_WORK TO BE COMPLETED_
Of all the lines in the entries, how many carry the word "your"? The reply is that number and no more.

_INPUT_
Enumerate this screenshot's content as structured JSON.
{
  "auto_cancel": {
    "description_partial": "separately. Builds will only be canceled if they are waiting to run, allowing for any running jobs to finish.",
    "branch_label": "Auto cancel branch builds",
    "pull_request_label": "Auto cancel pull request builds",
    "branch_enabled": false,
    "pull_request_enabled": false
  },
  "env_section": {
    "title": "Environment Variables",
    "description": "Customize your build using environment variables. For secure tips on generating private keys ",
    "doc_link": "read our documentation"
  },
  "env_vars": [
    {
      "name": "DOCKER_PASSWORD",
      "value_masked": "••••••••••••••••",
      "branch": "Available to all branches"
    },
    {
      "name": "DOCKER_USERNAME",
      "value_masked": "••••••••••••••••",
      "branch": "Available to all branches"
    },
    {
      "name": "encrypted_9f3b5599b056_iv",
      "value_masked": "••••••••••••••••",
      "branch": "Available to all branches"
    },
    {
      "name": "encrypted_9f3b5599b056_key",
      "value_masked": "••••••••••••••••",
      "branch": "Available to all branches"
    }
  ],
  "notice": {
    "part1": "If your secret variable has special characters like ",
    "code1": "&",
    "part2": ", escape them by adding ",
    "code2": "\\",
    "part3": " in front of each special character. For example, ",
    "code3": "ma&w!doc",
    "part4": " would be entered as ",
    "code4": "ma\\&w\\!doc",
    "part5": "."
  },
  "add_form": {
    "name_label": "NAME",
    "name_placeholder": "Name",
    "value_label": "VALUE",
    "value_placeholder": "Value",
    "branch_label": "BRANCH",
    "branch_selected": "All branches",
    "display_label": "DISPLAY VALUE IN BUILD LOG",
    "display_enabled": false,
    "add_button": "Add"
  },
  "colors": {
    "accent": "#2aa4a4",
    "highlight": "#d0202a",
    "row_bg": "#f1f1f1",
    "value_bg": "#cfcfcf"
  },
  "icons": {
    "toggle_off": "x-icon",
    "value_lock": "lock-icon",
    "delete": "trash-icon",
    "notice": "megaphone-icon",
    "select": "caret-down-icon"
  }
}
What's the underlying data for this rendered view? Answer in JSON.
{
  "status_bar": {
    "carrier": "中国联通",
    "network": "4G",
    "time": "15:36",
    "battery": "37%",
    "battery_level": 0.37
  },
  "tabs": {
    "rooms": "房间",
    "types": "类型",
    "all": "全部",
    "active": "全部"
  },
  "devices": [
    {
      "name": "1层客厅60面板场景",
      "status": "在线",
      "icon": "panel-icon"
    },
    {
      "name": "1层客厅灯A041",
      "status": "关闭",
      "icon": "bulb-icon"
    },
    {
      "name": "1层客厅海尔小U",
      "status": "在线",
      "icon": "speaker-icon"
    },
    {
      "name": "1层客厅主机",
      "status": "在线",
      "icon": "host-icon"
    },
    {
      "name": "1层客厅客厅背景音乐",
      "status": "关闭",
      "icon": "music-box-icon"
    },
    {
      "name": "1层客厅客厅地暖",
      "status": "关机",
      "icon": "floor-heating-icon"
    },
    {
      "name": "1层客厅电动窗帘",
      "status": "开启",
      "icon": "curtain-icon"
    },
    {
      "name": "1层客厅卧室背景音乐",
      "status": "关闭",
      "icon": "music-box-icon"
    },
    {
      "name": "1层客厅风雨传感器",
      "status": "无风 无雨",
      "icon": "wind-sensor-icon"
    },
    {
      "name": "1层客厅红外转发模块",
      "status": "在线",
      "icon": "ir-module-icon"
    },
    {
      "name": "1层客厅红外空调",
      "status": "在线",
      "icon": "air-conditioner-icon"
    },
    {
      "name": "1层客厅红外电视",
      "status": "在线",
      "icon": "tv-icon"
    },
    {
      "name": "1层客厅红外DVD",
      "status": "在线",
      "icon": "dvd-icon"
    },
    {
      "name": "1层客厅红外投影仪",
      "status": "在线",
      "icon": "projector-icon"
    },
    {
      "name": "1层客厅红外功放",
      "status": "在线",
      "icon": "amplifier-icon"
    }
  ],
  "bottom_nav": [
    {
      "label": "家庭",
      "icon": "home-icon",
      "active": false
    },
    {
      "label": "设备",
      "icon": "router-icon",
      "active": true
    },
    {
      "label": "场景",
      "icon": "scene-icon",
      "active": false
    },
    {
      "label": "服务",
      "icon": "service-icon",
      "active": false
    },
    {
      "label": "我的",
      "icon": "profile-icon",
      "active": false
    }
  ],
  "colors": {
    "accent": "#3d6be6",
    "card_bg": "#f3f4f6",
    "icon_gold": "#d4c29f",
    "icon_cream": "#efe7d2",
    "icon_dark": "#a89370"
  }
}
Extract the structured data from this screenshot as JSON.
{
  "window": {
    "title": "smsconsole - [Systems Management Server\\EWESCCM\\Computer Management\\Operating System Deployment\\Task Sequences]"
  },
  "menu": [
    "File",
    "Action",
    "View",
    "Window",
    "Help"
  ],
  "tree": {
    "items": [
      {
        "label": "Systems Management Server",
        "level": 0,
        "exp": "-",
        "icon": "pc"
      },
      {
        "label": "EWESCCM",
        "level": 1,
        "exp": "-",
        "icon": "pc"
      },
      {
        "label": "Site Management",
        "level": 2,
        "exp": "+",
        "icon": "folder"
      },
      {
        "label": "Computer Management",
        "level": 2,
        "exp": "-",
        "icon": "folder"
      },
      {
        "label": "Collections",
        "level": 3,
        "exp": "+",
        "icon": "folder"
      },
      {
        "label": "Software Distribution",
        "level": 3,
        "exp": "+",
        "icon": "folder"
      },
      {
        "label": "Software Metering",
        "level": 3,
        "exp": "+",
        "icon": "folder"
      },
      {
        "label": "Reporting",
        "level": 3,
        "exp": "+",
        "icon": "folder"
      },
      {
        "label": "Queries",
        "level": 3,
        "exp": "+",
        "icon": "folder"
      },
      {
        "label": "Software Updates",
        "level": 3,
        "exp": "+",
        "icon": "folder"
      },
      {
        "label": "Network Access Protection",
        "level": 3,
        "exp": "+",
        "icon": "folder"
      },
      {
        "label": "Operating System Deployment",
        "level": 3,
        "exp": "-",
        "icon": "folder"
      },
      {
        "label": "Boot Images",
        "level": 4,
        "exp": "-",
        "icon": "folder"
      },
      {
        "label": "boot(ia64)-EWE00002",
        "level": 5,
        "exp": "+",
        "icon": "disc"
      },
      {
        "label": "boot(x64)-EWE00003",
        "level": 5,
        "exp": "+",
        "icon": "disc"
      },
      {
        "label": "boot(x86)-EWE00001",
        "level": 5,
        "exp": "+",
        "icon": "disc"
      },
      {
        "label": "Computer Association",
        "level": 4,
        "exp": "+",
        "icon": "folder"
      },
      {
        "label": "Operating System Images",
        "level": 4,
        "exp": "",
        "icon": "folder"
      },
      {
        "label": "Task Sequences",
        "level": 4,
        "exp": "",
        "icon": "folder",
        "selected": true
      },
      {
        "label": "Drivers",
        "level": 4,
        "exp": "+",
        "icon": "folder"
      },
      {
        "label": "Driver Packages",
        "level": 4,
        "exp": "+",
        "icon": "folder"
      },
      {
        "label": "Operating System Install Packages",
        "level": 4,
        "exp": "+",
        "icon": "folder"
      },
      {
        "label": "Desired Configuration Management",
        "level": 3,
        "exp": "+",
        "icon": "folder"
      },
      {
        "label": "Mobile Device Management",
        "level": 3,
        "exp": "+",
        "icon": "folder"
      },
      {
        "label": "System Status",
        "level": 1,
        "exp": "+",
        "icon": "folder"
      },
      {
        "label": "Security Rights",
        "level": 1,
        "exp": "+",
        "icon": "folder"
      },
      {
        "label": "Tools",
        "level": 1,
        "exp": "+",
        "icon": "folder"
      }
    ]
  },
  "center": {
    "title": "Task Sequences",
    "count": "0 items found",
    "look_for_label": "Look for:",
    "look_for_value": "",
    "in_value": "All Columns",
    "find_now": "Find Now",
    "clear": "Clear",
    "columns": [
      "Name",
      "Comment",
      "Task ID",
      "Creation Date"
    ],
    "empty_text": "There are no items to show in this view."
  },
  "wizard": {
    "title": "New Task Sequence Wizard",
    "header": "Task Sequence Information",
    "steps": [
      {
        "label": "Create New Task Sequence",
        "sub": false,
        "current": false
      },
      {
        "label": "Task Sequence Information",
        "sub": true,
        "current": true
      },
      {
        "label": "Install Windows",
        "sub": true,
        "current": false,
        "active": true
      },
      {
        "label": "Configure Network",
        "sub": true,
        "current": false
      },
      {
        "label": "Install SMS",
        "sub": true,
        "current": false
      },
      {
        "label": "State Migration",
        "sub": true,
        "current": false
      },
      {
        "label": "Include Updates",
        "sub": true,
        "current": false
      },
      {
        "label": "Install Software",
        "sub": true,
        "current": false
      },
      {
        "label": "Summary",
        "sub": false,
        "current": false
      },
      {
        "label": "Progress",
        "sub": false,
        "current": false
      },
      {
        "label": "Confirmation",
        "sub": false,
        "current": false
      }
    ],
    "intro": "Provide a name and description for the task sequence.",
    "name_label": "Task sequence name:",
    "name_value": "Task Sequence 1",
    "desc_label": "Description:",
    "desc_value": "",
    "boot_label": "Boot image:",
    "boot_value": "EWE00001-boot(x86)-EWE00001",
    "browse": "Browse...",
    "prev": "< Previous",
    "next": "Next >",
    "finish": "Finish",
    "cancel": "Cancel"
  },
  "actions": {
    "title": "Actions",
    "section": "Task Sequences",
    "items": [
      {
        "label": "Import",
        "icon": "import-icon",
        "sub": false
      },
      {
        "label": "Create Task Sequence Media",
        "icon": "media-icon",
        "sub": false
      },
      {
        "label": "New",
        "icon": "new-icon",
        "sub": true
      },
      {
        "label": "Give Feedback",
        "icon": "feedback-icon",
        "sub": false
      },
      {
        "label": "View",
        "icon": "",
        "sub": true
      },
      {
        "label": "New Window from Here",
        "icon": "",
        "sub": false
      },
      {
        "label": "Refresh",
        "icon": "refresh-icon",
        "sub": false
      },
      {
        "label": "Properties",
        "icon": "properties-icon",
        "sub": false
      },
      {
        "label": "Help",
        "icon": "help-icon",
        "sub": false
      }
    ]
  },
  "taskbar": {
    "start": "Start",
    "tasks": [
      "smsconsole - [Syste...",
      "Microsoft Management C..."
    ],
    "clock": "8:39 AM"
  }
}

_TASK RESPONSE_
2